> Material for this exercise
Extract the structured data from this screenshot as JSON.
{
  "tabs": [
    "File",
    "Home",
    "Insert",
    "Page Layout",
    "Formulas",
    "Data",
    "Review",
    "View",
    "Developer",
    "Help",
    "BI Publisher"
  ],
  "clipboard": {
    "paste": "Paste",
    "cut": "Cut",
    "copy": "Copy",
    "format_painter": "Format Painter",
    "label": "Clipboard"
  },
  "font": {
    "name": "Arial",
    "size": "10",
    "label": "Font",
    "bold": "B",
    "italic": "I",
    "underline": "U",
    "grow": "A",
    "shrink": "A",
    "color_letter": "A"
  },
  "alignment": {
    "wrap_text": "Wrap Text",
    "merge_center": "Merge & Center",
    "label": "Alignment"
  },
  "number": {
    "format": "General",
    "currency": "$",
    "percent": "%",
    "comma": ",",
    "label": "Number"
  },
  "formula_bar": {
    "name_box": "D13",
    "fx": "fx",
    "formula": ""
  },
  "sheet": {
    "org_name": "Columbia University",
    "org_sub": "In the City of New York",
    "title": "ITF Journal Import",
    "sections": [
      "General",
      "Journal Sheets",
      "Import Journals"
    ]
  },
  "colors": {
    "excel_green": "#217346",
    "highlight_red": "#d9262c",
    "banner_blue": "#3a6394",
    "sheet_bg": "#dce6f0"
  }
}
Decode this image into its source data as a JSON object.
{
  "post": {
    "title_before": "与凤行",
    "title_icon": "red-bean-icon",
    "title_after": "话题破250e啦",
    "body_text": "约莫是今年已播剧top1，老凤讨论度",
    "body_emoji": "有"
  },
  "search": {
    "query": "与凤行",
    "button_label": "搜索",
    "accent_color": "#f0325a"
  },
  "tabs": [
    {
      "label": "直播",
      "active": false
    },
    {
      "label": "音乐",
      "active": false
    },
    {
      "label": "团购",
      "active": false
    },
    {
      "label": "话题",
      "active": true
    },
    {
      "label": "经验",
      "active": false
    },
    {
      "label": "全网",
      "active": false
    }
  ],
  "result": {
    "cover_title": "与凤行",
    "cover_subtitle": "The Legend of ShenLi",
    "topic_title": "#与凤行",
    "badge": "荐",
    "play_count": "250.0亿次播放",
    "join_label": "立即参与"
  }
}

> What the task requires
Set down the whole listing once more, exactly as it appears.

> Task solution
Extract the structured data from this screenshot as JSON.
{
  "tabs": [
    "File",
    "Home",
    "Insert",
    "Page Layout",
    "Formulas",
    "Data",
    "Review",
    "View",
    "Developer",
    "Help",
    "BI Publisher"
  ],
  "clipboard": {
    "paste": "Paste",
    "cut": "Cut",
    "copy": "Copy",
    "format_painter": "Format Painter",
    "label": "Clipboard"
  },
  "font": {
    "name": "Arial",
    "size": "10",
    "label": "Font",
    "bold": "B",
    "italic": "I",
    "underline": "U",
    "grow": "A",
    "shrink": "A",
    "color_letter": "A"
  },
  "alignment": {
    "wrap_text": "Wrap Text",
    "merge_center": "Merge & Center",
    "label": "Alignment"
  },
  "number": {
    "format": "General",
    "currency": "$",
    "percent": "%",
    "comma": ",",
    "label": "Number"
  },
  "formula_bar": {
    "name_box": "D13",
    "fx": "fx",
    "formula": ""
  },
  "sheet": {
    "org_name": "Columbia University",
    "org_sub": "In the City of New York",
    "title": "ITF Journal Import",
    "sections": [
      "General",
      "Journal Sheets",
      "Import Journals"
    ]
  },
  "colors": {
    "excel_green": "#217346",
    "highlight_red": "#d9262c",
    "banner_blue": "#3a6394",
    "sheet_bg": "#dce6f0"
  }
}
Decode this image into its source data as a JSON object.
{
  "post": {
    "title_before": "与凤行",
    "title_icon": "red-bean-icon",
    "title_after": "话题破250e啦",
    "body_text": "约莫是今年已播剧top1，老凤讨论度",
    "body_emoji": "有"
  },
  "search": {
    "query": "与凤行",
    "button_label": "搜索",
    "accent_color": "#f0325a"
  },
  "tabs": [
    {
      "label": "直播",
      "active": false
    },
    {
      "label": "音乐",
      "active": false
    },
    {
      "label": "团购",
      "active": false
    },
    {
      "label": "话题",
      "active": true
    },
    {
      "label": "经验",
      "active": false
    },
    {
      "label": "全网",
      "active": false
    }
  ],
  "result": {
    "cover_title": "与凤行",
    "cover_subtitle": "The Legend of ShenLi",
    "topic_title": "#与凤行",
    "badge": "荐",
    "play_count": "250.0亿次播放",
    "join_label": "立即参与"
  }
}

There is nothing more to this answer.